• _DATA_
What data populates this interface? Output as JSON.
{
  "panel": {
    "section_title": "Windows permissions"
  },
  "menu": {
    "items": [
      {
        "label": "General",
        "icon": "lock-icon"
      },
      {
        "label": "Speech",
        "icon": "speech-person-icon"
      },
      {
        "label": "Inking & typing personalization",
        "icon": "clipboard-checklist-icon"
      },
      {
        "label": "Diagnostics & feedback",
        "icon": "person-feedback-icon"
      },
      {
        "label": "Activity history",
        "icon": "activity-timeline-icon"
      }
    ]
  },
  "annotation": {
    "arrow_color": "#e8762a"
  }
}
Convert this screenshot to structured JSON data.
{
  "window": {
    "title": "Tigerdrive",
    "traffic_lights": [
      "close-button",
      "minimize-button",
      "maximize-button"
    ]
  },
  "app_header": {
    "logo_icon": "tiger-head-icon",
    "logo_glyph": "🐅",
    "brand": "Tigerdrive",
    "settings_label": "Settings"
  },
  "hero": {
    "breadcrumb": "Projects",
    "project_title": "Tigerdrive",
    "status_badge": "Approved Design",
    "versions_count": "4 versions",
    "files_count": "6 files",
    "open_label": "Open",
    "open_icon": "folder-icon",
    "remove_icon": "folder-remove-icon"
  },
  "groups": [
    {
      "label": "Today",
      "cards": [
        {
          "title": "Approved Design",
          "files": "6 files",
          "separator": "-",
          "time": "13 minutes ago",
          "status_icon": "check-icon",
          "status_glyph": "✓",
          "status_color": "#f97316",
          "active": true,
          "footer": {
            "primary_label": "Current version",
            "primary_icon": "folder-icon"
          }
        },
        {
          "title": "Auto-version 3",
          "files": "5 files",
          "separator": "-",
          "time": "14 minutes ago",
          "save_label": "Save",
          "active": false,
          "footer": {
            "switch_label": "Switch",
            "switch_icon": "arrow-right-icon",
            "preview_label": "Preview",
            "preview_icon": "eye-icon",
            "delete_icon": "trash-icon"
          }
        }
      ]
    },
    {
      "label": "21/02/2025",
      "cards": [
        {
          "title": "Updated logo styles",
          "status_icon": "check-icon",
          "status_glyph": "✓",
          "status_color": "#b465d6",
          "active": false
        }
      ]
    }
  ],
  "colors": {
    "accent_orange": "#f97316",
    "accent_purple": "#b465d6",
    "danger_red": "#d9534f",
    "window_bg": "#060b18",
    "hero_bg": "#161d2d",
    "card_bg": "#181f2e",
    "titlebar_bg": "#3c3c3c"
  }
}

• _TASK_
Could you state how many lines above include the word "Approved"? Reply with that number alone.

• _TASK OUTPUT_
2